Considering "Babel"

I had wanted to see this movie a long time before I came across it while flipping through a friend's DVD collection. Not really sure where that desire came from. Its compiled rating on Rotten Tomatoes is not so great, though it did receive nominations for a variety of awards including the Oscar for Best Picture (lost to The Departed) and even won a few of them. More than anything else, I think it was its association with the explosion in Mexican films that occurred that year. Having only seen Children of Men myself (still need to get my hands on Pan's Labyrinth) that movie alone is enough to make me see anything remotely related to it.

As a result, I was not really sure what I was coming in to except for mild memories of reviews comparing it to the previous year's Best Picture Crash through their wide-spanning ensemble casts and fractured storytelling. Let me make this clear now. Babel is better than Crash. That's no knock against the latter, a movie which I very much enjoy and appreciate, but for the most part, everything it has it puts out there. There is not much to sift through because the majority lies on the surface. Babel requires digging and reflection, and its raw emotional intensity matches that of Crash with little difficulty.

Babel hits the fundamentals beautiful. Acting across the board is excellent, the no-names, even through sign and foreign languages, matching perfectly against the headlining Brad Pitt and Cate Blanchett. The music, simple but evocative and so very appropriate, is largely kept in reserve and only employed to the greatest effect, especially during the club scene. The cinematography, beautiful. The frequently employed jump cuts, powerful. On these basic, foundational elements there is nothing to fault Babel on.

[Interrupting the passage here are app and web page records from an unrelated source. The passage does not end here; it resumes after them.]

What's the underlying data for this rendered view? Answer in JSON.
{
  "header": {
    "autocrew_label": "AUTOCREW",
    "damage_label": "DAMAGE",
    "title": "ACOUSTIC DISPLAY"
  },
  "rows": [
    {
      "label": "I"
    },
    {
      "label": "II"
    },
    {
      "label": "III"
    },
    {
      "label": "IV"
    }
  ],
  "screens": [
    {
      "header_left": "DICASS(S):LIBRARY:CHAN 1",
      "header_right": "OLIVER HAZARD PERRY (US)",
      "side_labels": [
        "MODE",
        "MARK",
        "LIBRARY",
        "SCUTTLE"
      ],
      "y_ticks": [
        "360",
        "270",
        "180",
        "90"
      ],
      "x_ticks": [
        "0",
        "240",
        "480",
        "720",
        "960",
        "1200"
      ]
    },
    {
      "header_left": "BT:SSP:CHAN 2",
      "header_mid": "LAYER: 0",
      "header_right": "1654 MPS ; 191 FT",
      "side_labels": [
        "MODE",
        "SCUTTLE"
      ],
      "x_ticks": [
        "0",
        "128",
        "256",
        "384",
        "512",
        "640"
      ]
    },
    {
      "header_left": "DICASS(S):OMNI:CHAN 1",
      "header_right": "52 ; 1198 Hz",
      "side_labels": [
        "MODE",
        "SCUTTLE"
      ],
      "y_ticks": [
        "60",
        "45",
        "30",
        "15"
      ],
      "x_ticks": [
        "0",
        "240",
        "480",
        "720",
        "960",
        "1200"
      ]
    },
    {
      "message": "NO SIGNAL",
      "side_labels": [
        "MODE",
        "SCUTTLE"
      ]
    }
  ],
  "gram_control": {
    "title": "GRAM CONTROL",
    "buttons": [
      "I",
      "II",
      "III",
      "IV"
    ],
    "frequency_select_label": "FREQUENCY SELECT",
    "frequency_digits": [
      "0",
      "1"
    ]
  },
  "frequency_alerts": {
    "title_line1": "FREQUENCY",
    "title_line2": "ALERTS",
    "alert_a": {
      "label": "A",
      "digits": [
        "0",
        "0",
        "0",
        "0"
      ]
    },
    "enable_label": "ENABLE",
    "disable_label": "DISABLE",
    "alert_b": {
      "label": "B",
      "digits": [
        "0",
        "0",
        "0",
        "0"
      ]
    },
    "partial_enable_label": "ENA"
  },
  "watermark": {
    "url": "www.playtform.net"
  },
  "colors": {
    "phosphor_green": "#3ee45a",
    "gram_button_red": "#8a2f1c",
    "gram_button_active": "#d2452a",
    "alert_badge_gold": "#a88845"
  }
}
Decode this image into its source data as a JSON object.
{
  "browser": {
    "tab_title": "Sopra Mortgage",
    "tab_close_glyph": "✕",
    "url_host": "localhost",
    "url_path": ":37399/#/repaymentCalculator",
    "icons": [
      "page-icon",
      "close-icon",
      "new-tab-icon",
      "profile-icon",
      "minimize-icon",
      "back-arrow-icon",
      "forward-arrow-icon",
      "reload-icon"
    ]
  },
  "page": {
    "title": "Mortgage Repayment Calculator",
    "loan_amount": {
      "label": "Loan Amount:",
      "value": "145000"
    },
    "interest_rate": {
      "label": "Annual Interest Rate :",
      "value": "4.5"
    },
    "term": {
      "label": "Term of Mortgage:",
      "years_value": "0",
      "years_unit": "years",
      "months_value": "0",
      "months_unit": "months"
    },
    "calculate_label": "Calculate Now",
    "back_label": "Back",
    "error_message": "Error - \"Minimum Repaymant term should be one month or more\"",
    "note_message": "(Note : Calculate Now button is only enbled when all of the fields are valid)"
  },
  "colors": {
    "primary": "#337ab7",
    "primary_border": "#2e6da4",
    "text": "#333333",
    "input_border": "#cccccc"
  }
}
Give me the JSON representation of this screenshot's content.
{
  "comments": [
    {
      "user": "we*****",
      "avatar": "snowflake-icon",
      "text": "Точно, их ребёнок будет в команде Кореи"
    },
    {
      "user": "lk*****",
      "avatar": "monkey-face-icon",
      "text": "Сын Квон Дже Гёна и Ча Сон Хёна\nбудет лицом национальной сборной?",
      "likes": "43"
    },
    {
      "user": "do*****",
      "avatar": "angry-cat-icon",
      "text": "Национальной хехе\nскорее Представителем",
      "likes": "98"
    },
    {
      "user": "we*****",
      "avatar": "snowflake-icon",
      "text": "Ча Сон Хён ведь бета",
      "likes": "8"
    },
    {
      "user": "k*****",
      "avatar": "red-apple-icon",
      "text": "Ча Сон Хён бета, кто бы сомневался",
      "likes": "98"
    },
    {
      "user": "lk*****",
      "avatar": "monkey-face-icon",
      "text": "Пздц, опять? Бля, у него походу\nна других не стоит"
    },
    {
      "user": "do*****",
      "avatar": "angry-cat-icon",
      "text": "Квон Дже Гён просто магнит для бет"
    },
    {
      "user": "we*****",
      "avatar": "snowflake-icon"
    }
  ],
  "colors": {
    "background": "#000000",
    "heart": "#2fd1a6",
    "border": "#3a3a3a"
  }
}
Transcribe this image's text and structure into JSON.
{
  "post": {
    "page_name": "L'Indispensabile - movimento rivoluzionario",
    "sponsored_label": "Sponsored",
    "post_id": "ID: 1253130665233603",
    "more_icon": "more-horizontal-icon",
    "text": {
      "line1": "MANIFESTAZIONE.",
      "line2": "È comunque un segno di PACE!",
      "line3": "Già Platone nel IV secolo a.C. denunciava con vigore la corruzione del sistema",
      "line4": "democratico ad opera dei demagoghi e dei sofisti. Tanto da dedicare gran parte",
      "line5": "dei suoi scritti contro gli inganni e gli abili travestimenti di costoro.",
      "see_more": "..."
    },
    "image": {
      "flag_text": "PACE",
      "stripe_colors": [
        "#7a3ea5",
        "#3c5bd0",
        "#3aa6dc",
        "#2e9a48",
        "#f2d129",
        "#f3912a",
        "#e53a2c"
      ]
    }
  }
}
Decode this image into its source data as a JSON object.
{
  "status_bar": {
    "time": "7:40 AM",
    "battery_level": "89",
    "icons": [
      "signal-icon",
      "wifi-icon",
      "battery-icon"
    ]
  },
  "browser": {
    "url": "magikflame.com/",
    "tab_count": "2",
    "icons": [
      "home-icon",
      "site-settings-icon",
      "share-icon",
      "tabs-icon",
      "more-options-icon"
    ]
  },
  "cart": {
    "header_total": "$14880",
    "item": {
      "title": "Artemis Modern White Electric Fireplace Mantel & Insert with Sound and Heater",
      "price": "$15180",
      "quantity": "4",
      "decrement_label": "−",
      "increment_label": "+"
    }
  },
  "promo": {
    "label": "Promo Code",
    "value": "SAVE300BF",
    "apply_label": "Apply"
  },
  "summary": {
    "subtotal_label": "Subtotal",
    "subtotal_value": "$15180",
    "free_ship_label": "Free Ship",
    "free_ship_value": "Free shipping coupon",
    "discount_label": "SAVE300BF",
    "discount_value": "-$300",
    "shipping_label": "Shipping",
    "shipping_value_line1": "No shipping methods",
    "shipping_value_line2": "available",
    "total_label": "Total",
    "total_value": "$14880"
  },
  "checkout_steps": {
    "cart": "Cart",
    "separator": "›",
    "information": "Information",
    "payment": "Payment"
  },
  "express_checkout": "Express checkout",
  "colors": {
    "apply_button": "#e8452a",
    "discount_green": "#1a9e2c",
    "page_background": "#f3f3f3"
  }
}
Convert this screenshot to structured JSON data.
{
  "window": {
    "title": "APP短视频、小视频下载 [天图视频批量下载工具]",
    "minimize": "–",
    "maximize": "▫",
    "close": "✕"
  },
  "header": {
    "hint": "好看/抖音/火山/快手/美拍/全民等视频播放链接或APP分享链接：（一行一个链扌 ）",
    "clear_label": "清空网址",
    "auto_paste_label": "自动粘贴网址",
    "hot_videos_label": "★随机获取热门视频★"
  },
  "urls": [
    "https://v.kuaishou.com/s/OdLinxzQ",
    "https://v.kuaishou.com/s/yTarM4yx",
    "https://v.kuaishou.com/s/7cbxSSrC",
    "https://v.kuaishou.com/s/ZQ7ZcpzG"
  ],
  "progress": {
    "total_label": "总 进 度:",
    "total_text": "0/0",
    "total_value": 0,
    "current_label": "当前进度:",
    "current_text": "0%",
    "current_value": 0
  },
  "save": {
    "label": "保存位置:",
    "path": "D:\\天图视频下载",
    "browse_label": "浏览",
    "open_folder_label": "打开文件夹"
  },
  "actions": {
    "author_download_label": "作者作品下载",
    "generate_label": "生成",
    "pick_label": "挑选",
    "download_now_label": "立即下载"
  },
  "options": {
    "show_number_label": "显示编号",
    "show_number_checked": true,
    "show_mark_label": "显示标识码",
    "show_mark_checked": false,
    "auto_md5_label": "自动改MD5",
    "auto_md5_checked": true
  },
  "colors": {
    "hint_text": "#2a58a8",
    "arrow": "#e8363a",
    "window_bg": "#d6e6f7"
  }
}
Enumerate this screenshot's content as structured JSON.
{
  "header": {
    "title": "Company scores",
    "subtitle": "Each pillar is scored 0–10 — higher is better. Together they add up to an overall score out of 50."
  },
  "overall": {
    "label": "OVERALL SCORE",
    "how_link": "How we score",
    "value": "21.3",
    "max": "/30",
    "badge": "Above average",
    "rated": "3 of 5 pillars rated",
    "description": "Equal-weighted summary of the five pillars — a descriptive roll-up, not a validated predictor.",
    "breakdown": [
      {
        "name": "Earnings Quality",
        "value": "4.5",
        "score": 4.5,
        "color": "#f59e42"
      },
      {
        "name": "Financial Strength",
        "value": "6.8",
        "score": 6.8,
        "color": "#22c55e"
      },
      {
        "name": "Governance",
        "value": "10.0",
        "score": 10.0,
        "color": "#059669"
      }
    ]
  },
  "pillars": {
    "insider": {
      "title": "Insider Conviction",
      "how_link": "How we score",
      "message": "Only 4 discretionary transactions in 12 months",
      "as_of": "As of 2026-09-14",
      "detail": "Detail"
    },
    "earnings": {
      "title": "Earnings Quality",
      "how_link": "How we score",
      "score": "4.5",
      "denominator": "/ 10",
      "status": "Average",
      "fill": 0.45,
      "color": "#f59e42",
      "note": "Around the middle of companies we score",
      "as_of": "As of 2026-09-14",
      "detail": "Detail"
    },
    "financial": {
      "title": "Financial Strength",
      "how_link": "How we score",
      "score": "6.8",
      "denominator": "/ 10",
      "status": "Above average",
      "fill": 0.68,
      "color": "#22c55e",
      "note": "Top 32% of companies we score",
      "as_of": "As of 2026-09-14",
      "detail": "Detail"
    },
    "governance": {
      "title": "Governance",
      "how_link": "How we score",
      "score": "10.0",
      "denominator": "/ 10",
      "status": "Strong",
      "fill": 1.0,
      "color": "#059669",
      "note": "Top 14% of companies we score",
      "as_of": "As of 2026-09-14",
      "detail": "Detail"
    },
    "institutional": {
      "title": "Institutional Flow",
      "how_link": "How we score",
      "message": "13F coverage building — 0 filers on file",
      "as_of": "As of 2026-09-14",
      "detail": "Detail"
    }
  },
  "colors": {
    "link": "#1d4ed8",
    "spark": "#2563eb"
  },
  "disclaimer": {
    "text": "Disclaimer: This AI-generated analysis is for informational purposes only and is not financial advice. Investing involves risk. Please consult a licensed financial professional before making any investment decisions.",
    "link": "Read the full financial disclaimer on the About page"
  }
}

But, to be a truly great movie, one that attains the level of masterpiece, it needs a similarly striking theme, and it is here that Babel takes a brilliant turn. For a movie that literally spans continents and arrives at a time when globalization has transformed and raised the stakes on every political issue, it remains intensely personal, not concerned with governments and society but the individual people doing the best they can in their little, daily lives. The narrative thread, effectively relating how a Japanese hunter's gift leads to the deportation of an illegal immigrant, is there only as an excuse to tell the nearly simultaneous stories of a Moroccan family, a troubled American couple touring in Morocco, a deaf Japanese girl looking for sex and a Mexican nanny forced to bring her young charges to her son's wedding. And what do we find in these distantly related stories? That all these people all are forced to put up with the same trash. They misunderstand each other. They bumble into one another in their search for intimacy and connection. Things get out of control, and people lie and make mistakes. But we all share in the same hope too. At the end, someone puts their arms around you. They show they love you. It does nothing to make the situation any better, but then, at least you know you can get through it.

The message of Babel, in spite of everything it seems to suggest in its scope, is really no greater than "You are not alone in your suffering," whether in the midst of the worst of it or when help finally arrives, sought or not. Just watch the movie. It gets intense at times and will make you uncomfortable, but it is very much worth it.

1 comment:

Emmett said...

I agree with everything you said, but would just like to point out that the Departed is still a better movie.